It was on Nov. 20, 1910, that Francisco Madero called for armed insurrection against the dictatorship of Porfirio Diaz. With that call came a revolution that killed an estimated 1 million people, one-tenth of Mexico's population. In an interview, Zepeda vividly described his first day in the revolution as a boy of 13 when he and two 14-year-old friends, the Pelafoz brothers, joined Pablo Gonzalez, a general whose forces were loyal to a future president of the republic, Venustiano Carranza.
"We were working at the Rancho de las Bolitas, in the state of Coahuila, when the general came by," he said. "My two friends wanted to join. They asked me to join, so we joined together. On the very first day we battled the \o7 Federales, \f7 the government forces."
Zepeda, who had been trying to avoid the Mexican army draft, signed up with the revolution. Except for the captains and generals, he said, every soldier in his regiment was under 16.
He recalled a battle at Hicamole in the state of Coahuila, in which the revolutionaries defeated Gen. Rosalio Hernandez.
"We defeated him and on the very same hill on which Don Porfirio Diaz had cried" in a battle against the French, "Gen. Hernandez also cried," Zepeda said.
Carranza's forces, Zepeda said, fought a number of battles against Villa--who had earlier broken ranks with Carranza--until the armistice in 1914 in Jimenez, Chihuahua.
When the armistice was agreed to, Villa's and Carranza's men spent three days together in Jimenez and got along like brothers, as if they had never been fighting against each other, Zepeda said. It was there, he said, where he met Villa, commenting that he believed he was a good man.
At that time, Villa was nursing a wounded leg, and American soldiers led by U.S. Army Gen. John J. Pershing came into Mexico hunting the famed fighter after Villa's raid on Columbus, N.M. But Pershing found neither Villa nor his men.
Everyone, Zepeda recalled, hated the U. S. soldiers. He said he heard stories that the \o7 tortilleras, \f7 the women who made tortillas, had even killed a few American soldiers.
Zepeda said proudly that he fought in the revolution for three years and eight months. He recalled how he was almost killed in battle: "I had just dismounted when a cannonball struck my horse, right below the saddle. The cannonball broke my horse's spine," killing his mount instantly.
As in all wars, Zepeda saw the loss of many men, including many of his friends. His stepfather, who had joined the revolution the same year as he, was killed in battle in Guadalajara, the same battle in which a future president, Alvaro Obregon, lost an arm.

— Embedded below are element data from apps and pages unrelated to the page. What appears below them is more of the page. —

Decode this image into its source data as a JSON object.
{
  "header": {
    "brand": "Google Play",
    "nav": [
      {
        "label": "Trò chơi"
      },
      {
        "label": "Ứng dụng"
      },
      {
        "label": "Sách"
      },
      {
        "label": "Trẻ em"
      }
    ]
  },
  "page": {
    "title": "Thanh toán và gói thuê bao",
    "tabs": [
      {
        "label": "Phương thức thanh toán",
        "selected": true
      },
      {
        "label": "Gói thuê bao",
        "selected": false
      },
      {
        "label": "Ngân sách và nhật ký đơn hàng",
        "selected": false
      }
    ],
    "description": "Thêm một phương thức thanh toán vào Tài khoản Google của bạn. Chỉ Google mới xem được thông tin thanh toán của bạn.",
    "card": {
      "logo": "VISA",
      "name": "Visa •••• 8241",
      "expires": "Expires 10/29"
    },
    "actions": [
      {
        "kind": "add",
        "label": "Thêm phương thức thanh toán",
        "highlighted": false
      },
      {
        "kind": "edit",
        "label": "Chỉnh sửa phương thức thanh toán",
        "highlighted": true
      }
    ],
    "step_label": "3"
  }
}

Zepeda said that, after leaving Carranza's forces, he returned to Monterrey in northern Mexico with his family and moved on to Nuevo Laredo, Tex., in 1919. After a short stay there he settled in San Antonio, where he lived and worked as a painter for 35 years.
In 1954, he moved to Los Angeles, where one of his sons had settled, and has lived in the area ever since. He has been widowed four times and has only one surviving son. Zepeda had six children, all by his first wife.
He has not been back to Mexico in 50 years, but still prefers to speak in Spanish, even though he is bilingual. Zepeda said he regrets not writing about all the things he did and saw because, he repeated, "everything seems like a movie."
Zepeda said he hopes to live to be 100. And there is a good chance that he may reach his goal, since his mother, Juanita Bustamante, lived to be 102.